There’s a double-attempt at lame humor in the title of this post. But I do have a serious question. I’m gearing up to spend this summer working on the Mandaean Book of John, and I had a question come to mind as I was thinking about the figure of Ptahil. This name is clearly connected with the Egyptian god Ptah. (Mandaean figures regularly have the -il ending, equivalent of -el endings in Hebrew, and these are often added to otherwise familiar names, such as Šitil = Seth). It suddently struck me that connecting a prominent figure with Ptah in a Mesopotamian setting might be rather odd. Are there any readers who work on Mesopotamian, Persian, and/or Egyptian material, who might know whether and to what extent the figure of Ptah was known in Mesopotamia, or where to look to try to answer that question?
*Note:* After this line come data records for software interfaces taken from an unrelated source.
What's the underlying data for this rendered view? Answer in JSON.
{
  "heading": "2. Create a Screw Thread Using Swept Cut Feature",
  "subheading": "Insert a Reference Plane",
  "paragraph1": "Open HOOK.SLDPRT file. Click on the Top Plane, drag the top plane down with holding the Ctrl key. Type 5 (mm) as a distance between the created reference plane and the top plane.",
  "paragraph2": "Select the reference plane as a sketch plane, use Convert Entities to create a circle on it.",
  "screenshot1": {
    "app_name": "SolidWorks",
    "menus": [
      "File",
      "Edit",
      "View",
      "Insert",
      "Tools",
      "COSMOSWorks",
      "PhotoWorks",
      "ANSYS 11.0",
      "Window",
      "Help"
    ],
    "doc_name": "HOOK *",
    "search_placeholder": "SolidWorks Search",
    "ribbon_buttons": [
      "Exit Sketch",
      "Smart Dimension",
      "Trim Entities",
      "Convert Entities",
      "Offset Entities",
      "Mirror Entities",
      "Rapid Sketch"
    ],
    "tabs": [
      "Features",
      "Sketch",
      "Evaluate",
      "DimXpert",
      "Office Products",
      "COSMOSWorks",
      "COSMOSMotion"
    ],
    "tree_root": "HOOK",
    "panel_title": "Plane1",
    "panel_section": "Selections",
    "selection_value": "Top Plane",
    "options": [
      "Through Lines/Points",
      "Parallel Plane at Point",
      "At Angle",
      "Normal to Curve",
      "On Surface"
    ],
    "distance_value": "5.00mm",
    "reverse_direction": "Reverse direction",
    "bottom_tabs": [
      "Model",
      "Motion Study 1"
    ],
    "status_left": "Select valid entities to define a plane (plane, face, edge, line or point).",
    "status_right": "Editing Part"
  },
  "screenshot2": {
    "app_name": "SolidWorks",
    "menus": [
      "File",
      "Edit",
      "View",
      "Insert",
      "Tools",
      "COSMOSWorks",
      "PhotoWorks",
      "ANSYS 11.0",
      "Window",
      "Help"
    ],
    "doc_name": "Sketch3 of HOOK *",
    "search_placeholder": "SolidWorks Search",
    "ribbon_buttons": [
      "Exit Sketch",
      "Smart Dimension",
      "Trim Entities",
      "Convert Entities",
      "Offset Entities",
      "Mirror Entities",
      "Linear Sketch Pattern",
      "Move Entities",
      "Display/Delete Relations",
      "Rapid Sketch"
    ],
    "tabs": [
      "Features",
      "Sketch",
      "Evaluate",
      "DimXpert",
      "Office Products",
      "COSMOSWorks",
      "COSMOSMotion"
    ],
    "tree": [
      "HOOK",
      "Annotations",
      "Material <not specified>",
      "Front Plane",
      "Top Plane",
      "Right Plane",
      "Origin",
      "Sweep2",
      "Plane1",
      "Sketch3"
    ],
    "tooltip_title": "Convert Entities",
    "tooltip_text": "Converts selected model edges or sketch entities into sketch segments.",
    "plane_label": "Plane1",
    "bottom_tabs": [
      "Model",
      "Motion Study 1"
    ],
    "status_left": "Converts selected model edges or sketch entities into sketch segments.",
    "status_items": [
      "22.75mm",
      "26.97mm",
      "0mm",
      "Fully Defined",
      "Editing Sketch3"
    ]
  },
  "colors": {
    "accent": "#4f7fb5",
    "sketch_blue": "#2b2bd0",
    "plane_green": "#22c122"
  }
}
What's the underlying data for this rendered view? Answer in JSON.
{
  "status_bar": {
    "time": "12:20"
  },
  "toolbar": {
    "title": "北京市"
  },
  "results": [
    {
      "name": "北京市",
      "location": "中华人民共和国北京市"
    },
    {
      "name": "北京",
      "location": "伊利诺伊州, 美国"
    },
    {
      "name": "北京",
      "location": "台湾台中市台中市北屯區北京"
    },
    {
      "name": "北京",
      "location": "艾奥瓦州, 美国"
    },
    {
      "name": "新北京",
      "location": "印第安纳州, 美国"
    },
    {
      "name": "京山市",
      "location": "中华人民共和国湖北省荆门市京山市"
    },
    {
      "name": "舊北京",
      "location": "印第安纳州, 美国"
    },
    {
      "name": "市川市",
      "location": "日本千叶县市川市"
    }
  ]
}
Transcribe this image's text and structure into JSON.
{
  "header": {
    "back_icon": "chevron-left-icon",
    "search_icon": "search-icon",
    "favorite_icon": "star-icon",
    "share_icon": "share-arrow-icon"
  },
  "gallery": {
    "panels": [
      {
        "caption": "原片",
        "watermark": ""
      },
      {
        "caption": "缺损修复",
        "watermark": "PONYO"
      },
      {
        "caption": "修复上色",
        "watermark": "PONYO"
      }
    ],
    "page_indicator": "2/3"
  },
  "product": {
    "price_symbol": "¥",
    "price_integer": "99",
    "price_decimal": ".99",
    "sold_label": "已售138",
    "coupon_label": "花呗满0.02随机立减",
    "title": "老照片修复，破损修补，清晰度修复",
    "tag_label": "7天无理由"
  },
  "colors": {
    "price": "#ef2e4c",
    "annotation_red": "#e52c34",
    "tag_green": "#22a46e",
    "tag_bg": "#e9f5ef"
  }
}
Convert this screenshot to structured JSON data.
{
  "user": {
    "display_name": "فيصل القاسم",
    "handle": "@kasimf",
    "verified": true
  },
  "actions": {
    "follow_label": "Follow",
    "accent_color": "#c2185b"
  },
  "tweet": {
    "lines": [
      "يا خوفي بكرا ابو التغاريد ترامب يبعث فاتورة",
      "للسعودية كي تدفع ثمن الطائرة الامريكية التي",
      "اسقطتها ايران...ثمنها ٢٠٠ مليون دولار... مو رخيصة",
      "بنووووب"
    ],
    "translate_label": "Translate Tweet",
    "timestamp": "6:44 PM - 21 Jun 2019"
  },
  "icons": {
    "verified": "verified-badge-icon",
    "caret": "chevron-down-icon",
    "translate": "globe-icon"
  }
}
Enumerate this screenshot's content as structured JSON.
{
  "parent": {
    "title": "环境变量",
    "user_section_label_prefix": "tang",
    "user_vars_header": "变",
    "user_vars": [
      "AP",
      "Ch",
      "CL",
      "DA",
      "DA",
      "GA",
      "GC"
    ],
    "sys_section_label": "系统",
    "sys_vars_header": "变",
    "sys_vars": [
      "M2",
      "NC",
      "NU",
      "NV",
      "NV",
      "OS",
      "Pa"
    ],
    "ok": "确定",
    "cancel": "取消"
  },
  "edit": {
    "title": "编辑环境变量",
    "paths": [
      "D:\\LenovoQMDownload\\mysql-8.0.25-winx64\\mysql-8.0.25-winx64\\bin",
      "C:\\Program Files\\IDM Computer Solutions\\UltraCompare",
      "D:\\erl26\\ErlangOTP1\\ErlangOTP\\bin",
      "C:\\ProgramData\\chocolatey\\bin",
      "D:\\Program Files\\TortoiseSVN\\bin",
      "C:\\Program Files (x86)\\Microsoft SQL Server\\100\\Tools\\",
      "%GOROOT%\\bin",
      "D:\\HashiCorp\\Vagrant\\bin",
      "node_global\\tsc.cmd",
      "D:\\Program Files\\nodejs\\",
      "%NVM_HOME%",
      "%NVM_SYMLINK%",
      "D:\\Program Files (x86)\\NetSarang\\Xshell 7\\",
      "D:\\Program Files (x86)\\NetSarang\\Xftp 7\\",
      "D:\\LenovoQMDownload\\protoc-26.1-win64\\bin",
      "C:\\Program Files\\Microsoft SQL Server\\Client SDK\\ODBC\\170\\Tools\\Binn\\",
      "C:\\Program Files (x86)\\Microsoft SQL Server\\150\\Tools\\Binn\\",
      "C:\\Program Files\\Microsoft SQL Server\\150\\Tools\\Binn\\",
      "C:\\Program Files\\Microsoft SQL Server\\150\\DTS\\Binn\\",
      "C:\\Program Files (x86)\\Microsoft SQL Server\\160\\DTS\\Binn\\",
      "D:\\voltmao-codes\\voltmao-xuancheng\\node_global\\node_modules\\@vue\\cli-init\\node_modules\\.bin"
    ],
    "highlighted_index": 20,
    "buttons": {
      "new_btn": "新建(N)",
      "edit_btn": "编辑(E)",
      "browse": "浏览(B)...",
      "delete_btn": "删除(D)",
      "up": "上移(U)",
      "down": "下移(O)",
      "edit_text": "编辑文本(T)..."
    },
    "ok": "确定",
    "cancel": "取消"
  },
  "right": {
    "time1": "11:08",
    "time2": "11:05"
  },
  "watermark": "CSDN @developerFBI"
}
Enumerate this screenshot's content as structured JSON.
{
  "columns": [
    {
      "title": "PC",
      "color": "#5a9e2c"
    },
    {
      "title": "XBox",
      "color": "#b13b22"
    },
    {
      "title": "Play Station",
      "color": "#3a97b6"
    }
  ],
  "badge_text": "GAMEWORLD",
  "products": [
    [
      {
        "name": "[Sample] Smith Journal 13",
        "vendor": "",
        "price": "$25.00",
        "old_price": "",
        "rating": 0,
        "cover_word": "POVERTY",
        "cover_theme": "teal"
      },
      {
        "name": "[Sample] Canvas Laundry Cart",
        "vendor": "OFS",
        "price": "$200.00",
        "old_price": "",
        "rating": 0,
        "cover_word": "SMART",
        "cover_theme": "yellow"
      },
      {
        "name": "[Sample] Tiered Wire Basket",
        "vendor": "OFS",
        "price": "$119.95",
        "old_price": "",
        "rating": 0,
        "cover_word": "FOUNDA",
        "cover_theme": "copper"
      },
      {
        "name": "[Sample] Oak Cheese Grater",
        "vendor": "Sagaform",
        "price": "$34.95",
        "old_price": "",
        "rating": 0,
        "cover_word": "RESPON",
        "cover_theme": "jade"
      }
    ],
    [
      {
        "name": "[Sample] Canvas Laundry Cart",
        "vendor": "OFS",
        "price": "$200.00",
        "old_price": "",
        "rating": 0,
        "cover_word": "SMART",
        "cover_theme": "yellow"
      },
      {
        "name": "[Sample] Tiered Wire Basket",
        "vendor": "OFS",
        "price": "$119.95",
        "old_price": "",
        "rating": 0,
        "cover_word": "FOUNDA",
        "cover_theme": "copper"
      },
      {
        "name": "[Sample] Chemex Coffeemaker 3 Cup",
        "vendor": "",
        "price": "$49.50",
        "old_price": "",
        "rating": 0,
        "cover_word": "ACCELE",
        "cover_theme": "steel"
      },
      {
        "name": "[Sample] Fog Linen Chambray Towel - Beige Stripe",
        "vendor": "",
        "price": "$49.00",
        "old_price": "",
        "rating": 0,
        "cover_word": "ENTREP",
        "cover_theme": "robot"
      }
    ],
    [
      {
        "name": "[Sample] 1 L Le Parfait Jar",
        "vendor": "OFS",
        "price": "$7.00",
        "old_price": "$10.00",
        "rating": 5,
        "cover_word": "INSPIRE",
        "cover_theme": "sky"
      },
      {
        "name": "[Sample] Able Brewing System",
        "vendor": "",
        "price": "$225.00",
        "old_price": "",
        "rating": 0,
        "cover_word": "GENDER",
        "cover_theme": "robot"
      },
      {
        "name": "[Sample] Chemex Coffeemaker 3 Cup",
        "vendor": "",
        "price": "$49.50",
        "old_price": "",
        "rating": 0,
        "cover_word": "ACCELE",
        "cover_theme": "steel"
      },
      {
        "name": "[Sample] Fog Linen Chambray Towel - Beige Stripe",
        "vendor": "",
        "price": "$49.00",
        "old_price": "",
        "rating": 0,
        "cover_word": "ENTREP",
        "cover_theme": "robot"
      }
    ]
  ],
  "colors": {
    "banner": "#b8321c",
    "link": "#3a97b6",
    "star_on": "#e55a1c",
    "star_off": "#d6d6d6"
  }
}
If Ptah is mentioned little if at all in Mesopotamian literature, then this might be a clue that the formation of key elements of Mandaean thinking took place in another geographical locale.
Ptahil, the Mandaean demiurge, is in some places in some manuscripts of the Book of John referred to as Gabriel. This too is an intriguing aspect of the material that deserves further attention.